**STORED DATA**
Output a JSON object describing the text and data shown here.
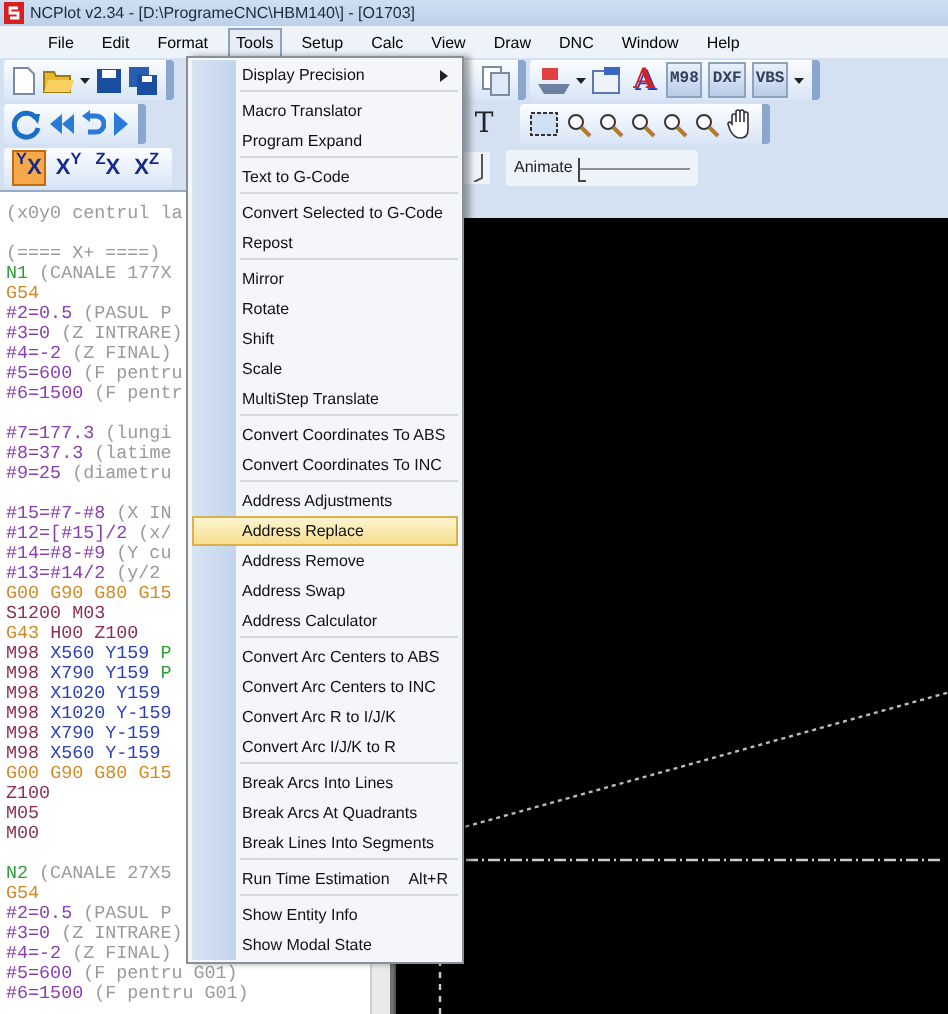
{
  "window": {
    "title": "NCPlot v2.34 - [D:\\ProgrameCNC\\HBM140\\] - [O1703]"
  },
  "menu_bar": [
    {
      "label": "File",
      "selected": false
    },
    {
      "label": "Edit",
      "selected": false
    },
    {
      "label": "Format",
      "selected": false
    },
    {
      "label": "Tools",
      "selected": true
    },
    {
      "label": "Setup",
      "selected": false
    },
    {
      "label": "Calc",
      "selected": false
    },
    {
      "label": "View",
      "selected": false
    },
    {
      "label": "Draw",
      "selected": false
    },
    {
      "label": "DNC",
      "selected": false
    },
    {
      "label": "Window",
      "selected": false
    },
    {
      "label": "Help",
      "selected": false
    }
  ],
  "toolbar": {
    "text_buttons": [
      "M98",
      "DXF",
      "VBS"
    ],
    "style_button": "A",
    "cut_button": "T",
    "view_buttons": [
      {
        "label": "$^{Y}$X",
        "selected": true
      },
      {
        "label": "X$^{Y}$",
        "selected": false
      },
      {
        "label": "$^{Z}$X",
        "selected": false
      },
      {
        "label": "X$^{Z}$",
        "selected": false
      }
    ],
    "animate": {
      "label": "Animate",
      "level": 0
    }
  },
  "editor": {
    "blocks": [
      [
        [
          {
            "text": "(x0y0 centrul la",
            "kind": "comment"
          }
        ]
      ],
      [
        [
          {
            "text": "(==== X+ ====)",
            "kind": "comment"
          }
        ],
        [
          {
            "text": "N1",
            "kind": "block"
          },
          {
            "text": "(CANALE 177X",
            "kind": "comment"
          }
        ],
        [
          {
            "text": "G54",
            "kind": "gcode"
          }
        ],
        [
          {
            "text": "#2=0.5",
            "kind": "variable"
          },
          {
            "text": "(PASUL P",
            "kind": "comment"
          }
        ],
        [
          {
            "text": "#3=0",
            "kind": "variable"
          },
          {
            "text": "(Z INTRARE)",
            "kind": "comment"
          }
        ],
        [
          {
            "text": "#4=-2",
            "kind": "variable"
          },
          {
            "text": "(Z FINAL)",
            "kind": "comment"
          }
        ],
        [
          {
            "text": "#5=600",
            "kind": "variable"
          },
          {
            "text": "(F pentru",
            "kind": "comment"
          }
        ],
        [
          {
            "text": "#6=1500",
            "kind": "variable"
          },
          {
            "text": "(F pentr",
            "kind": "comment"
          }
        ]
      ],
      [
        [
          {
            "text": "#7=177.3",
            "kind": "variable"
          },
          {
            "text": "(lungi",
            "kind": "comment"
          }
        ],
        [
          {
            "text": "#8=37.3",
            "kind": "variable"
          },
          {
            "text": "(latime",
            "kind": "comment"
          }
        ],
        [
          {
            "text": "#9=25",
            "kind": "variable"
          },
          {
            "text": "(diametru",
            "kind": "comment"
          }
        ]
      ],
      [
        [
          {
            "text": "#15=#7-#8",
            "kind": "variable"
          },
          {
            "text": "(X IN",
            "kind": "comment"
          }
        ],
        [
          {
            "text": "#12=[#15]/2",
            "kind": "variable"
          },
          {
            "text": "(x/",
            "kind": "comment"
          }
        ],
        [
          {
            "text": "#14=#8-#9",
            "kind": "variable"
          },
          {
            "text": "(Y cu",
            "kind": "comment"
          }
        ],
        [
          {
            "text": "#13=#14/2",
            "kind": "variable"
          },
          {
            "text": "(y/2",
            "kind": "comment"
          }
        ],
        [
          {
            "text": "G00",
            "kind": "gcode"
          },
          {
            "text": "G90",
            "kind": "gcode"
          },
          {
            "text": "G80",
            "kind": "gcode"
          },
          {
            "text": "G15",
            "kind": "gcode"
          }
        ],
        [
          {
            "text": "S1200",
            "kind": "word"
          },
          {
            "text": "M03",
            "kind": "word"
          }
        ],
        [
          {
            "text": "G43",
            "kind": "gcode"
          },
          {
            "text": "H00",
            "kind": "word"
          },
          {
            "text": "Z100",
            "kind": "word"
          }
        ],
        [
          {
            "text": "M98",
            "kind": "word"
          },
          {
            "text": "X560",
            "kind": "axis"
          },
          {
            "text": "Y159",
            "kind": "axis"
          },
          {
            "text": "P",
            "kind": "block"
          }
        ],
        [
          {
            "text": "M98",
            "kind": "word"
          },
          {
            "text": "X790",
            "kind": "axis"
          },
          {
            "text": "Y159",
            "kind": "axis"
          },
          {
            "text": "P",
            "kind": "block"
          }
        ],
        [
          {
            "text": "M98",
            "kind": "word"
          },
          {
            "text": "X1020",
            "kind": "axis"
          },
          {
            "text": "Y159",
            "kind": "axis"
          }
        ],
        [
          {
            "text": "M98",
            "kind": "word"
          },
          {
            "text": "X1020",
            "kind": "axis"
          },
          {
            "text": "Y-159",
            "kind": "axis"
          }
        ],
        [
          {
            "text": "M98",
            "kind": "word"
          },
          {
            "text": "X790",
            "kind": "axis"
          },
          {
            "text": "Y-159",
            "kind": "axis"
          }
        ],
        [
          {
            "text": "M98",
            "kind": "word"
          },
          {
            "text": "X560",
            "kind": "axis"
          },
          {
            "text": "Y-159",
            "kind": "axis"
          }
        ],
        [
          {
            "text": "G00",
            "kind": "gcode"
          },
          {
            "text": "G90",
            "kind": "gcode"
          },
          {
            "text": "G80",
            "kind": "gcode"
          },
          {
            "text": "G15",
            "kind": "gcode"
          }
        ],
        [
          {
            "text": "Z100",
            "kind": "word"
          }
        ],
        [
          {
            "text": "M05",
            "kind": "word"
          }
        ],
        [
          {
            "text": "M00",
            "kind": "word"
          }
        ]
      ],
      [
        [
          {
            "text": "N2",
            "kind": "block"
          },
          {
            "text": "(CANALE 27X5",
            "kind": "comment"
          }
        ],
        [
          {
            "text": "G54",
            "kind": "gcode"
          }
        ],
        [
          {
            "text": "#2=0.5",
            "kind": "variable"
          },
          {
            "text": "(PASUL P",
            "kind": "comment"
          }
        ],
        [
          {
            "text": "#3=0",
            "kind": "variable"
          },
          {
            "text": "(Z INTRARE)",
            "kind": "comment"
          }
        ],
        [
          {
            "text": "#4=-2",
            "kind": "variable"
          },
          {
            "text": "(Z FINAL)",
            "kind": "comment"
          }
        ],
        [
          {
            "text": "#5=600",
            "kind": "variable"
          },
          {
            "text": "(F pentru G01)",
            "kind": "comment"
          }
        ],
        [
          {
            "text": "#6=1500",
            "kind": "variable"
          },
          {
            "text": "(F pentru G01)",
            "kind": "comment"
          }
        ]
      ]
    ]
  },
  "tools_menu": {
    "items": [
      {
        "kind": "item",
        "label": "Display Precision",
        "selected": false,
        "has_submenu": true
      },
      {
        "kind": "separator"
      },
      {
        "kind": "item",
        "label": "Macro Translator",
        "selected": false,
        "has_submenu": false
      },
      {
        "kind": "item",
        "label": "Program Expand",
        "selected": false,
        "has_submenu": false
      },
      {
        "kind": "separator"
      },
      {
        "kind": "item",
        "label": "Text to G-Code",
        "selected": false,
        "has_submenu": false
      },
      {
        "kind": "separator"
      },
      {
        "kind": "item",
        "label": "Convert Selected to G-Code",
        "selected": false,
        "has_submenu": false
      },
      {
        "kind": "item",
        "label": "Repost",
        "selected": false,
        "has_submenu": false
      },
      {
        "kind": "separator"
      },
      {
        "kind": "item",
        "label": "Mirror",
        "selected": false,
        "has_submenu": false
      },
      {
        "kind": "item",
        "label": "Rotate",
        "selected": false,
        "has_submenu": false
      },
      {
        "kind": "item",
        "label": "Shift",
        "selected": false,
        "has_submenu": false
      },
      {
        "kind": "item",
        "label": "Scale",
        "selected": false,
        "has_submenu": false
      },
      {
        "kind": "item",
        "label": "MultiStep Translate",
        "selected": false,
        "has_submenu": false
      },
      {
        "kind": "separator"
      },
      {
        "kind": "item",
        "label": "Convert Coordinates To ABS",
        "selected": false,
        "has_submenu": false
      },
      {
        "kind": "item",
        "label": "Convert Coordinates To INC",
        "selected": false,
        "has_submenu": false
      },
      {
        "kind": "separator"
      },
      {
        "kind": "item",
        "label": "Address Adjustments",
        "selected": false,
        "has_submenu": false
      },
      {
        "kind": "item",
        "label": "Address Replace",
        "selected": true,
        "has_submenu": false
      },
      {
        "kind": "item",
        "label": "Address Remove",
        "selected": false,
        "has_submenu": false
      },
      {
        "kind": "item",
        "label": "Address Swap",
        "selected": false,
        "has_submenu": false
      },
      {
        "kind": "item",
        "label": "Address Calculator",
        "selected": false,
        "has_submenu": false
      },
      {
        "kind": "separator"
      },
      {
        "kind": "item",
        "label": "Convert Arc Centers to ABS",
        "selected": false,
        "has_submenu": false
      },
      {
        "kind": "item",
        "label": "Convert Arc Centers to INC",
        "selected": false,
        "has_submenu": false
      },
      {
        "kind": "item",
        "label": "Convert Arc R to I/J/K",
        "selected": false,
        "has_submenu": false
      },
      {
        "kind": "item",
        "label": "Convert Arc I/J/K to R",
        "selected": false,
        "has_submenu": false
      },
      {
        "kind": "separator"
      },
      {
        "kind": "item",
        "label": "Break Arcs Into Lines",
        "selected": false,
        "has_submenu": false
      },
      {
        "kind": "item",
        "label": "Break Arcs At Quadrants",
        "selected": false,
        "has_submenu": false
      },
      {
        "kind": "item",
        "label": "Break Lines Into Segments",
        "selected": false,
        "has_submenu": false
      },
      {
        "kind": "separator"
      },
      {
        "kind": "item",
        "label": "Run Time Estimation",
        "selected": false,
        "has_submenu": false,
        "shortcut": "Alt+R"
      },
      {
        "kind": "separator"
      },
      {
        "kind": "item",
        "label": "Show Entity Info",
        "selected": false,
        "has_submenu": false
      },
      {
        "kind": "item",
        "label": "Show Modal State",
        "selected": false,
        "has_submenu": false
      }
    ]
  }
}
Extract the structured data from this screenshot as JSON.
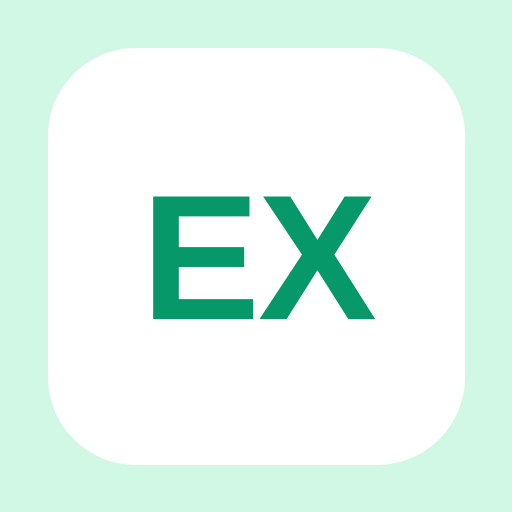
{
  "app_icon": {
    "text": "EX",
    "colors": {
      "background": "#d1f8e5",
      "tile": "#ffffff",
      "text": "#079869"
    }
  }
}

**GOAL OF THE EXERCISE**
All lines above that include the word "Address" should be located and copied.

**RESULT**
        "label": "Address Adjustments",
        "label": "Address Replace",
        "label": "Address Remove",
        "label": "Address Swap",
        "label": "Address Calculator",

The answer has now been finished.